Something in a name: Pope's choice of Francis suggests great concern for have-nots, Divinity School speakers say
As white smoke billowed from the chimney of the Sistine Chapel in Vatican City last month and a new pope was introduced to the world, millions of people scoured the Internet, eager for information that could provide insight into the makeup of the little-known Argentinian cardinal.
Soon they learned that he represented a number of firsts for the papacy, as the first Jesuit and the first pope from the Americas. But perhaps the most significant first was his seemingly simple and yet remarkably significant selection of a name.
In a groundbreaking move, said author and former Catholic priest James Carroll at Harvard Divinity School (HDS) on Tuesday, Cardinal Jorge Bergoglio became Pope Francis, in honor of St. Francis of Assisi, a lover of nature who was devoted to serving the poor.
"There is a ringing clarity to it that took the world's breath away. It was ingenious. It was worthy of the great poet, the choice of that name," said Carroll, who took part in a discussion titled "The Papacy and the Catholic Church" with HDS Professor Francis X. Clooney and radio host Christopher Lydon. "Saint Francis belongs to the world," added Carroll. "This man choosing that name conveyed something nonverbally … it just rang, which in itself is so hopeful."

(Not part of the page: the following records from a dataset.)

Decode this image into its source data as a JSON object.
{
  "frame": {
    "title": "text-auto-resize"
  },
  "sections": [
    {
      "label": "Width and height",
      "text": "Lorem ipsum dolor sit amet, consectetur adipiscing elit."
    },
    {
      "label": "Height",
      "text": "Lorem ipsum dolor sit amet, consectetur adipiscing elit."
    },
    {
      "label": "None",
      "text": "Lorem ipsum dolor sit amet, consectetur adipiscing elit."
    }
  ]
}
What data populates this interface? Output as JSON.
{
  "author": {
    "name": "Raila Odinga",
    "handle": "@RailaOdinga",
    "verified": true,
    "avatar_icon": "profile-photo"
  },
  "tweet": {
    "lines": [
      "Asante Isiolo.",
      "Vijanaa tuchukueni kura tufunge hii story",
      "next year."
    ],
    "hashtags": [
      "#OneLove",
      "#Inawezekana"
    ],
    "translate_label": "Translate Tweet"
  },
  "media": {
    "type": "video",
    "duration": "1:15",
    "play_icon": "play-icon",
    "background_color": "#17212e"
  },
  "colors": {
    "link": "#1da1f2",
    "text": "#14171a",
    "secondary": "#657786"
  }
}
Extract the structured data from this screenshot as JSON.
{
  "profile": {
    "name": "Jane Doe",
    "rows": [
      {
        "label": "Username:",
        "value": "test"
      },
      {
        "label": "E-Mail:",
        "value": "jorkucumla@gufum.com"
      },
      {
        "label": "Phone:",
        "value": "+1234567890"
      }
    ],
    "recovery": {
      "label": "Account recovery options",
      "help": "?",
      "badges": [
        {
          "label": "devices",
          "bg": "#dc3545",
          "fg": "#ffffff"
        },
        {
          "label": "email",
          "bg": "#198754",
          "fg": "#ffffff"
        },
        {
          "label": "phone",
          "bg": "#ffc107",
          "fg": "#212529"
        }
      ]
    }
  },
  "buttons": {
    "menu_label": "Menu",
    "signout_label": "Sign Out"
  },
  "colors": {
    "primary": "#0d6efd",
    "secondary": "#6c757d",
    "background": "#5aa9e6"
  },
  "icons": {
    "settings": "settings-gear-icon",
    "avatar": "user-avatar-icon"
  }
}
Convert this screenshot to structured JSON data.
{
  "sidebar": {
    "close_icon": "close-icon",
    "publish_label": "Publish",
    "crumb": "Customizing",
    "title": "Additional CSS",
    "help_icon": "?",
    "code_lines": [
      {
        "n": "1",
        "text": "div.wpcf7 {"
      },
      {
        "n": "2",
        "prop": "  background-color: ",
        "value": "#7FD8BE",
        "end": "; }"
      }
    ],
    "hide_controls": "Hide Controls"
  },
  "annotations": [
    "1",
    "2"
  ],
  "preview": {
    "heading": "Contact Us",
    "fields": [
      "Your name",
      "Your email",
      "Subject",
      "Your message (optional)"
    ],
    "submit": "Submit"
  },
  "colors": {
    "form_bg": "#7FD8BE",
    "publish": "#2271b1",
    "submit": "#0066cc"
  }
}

Carroll and Clooney, director of the Center for the Study of World Religions, explored the significance of the selection of Bergoglio, the potential challenges he faces as the leader of the world's 1.2 billion Catholics, and the direction the church is likely to take in the years and decades to come.
Clooney said Bergoglio's Jesuit training would serve him well in his new role. The Jesuit ethos, said Clooney, who also belongs to the order, is focused on "finding God in all things, the ability to imagine the borderlands, to step outside, to imagine church where there is no church, to go to the farthest parts of the world, to learn the languages, to be in different cultural settings."
Less than a month into his pontificate, Pope Francis demonstrated his commitment to those Jesuit roots. In a major break from tradition, the pope said Holy Thursday Mass not in the Basilica of St. John but at the Casal del Marmo Penitentiary Institute for Minors, where he washed the feet of a dozen young inmates, including two women and two Muslims.
With his act, Pope Francis signaled "the church will be judged by where it is with respect to the poor of the world, and not by the wealth of the Vatican, and not by the well-being of the cardinals, and not by the numbers of people in church on Sunday," said Clooney.
The pope's roots in the Americas not only connect him on an emotional level with a growing population of Catholics in countries beyond where the faith initially flourished, said Carroll, but also mark "a real end to exclusively European sense of the church."
"To have a man from the colonial realm as the leader of the Catholic Church … it has resonance for us."
But both Carroll and Clooney warned that those expecting radical change in a church led by Pope Francis would likely be disappointed. The institution, they said, remains a powerful hierarchy capable of exerting enormous pressure on people in authority. One person in Rome, they said, even a pope, will likely be able to make only incremental changes.
"Power wants to maintain itself, and if you come in and want to change things, power will try to undo you," said Clooney. "I think [Pope Francis] has a very short period of time … to be able to sacramentally change the dynamic in the church … to open the door as John the 23rd did to real change."
Yet Carroll is hopeful, noting that the election of this pope reminded him of the courage of Pope John XXIII, who called the Second Vatican Council.
"The most important thing that led to the revolutionary changes of the Second Vatican Council came from outside the church; it was the world forcing itself upon the church … It was the world to which the bishops were responding, and Francis has to respond to the world, and the world is ripe for change."
Offering a broader perspective on the current makeup of the church, Carroll and Clooney both argued for a type of orthodoxy that is open to debate and discussion. The adherence to Catholic doctrine and dogma, they agreed, should be part of an ongoing conversation.
"The bottom line is you check what you believe against its real impact on human beings in the world, and doctrine that is ethically impaired needs to be changed," said Carroll. "So ethics has a kind of precedence over theology. [It's] the ethical test. What happens to the neighbor by what I believe? And if what happens to the neighbor is a pogrom, there must be something wrong with what I believe."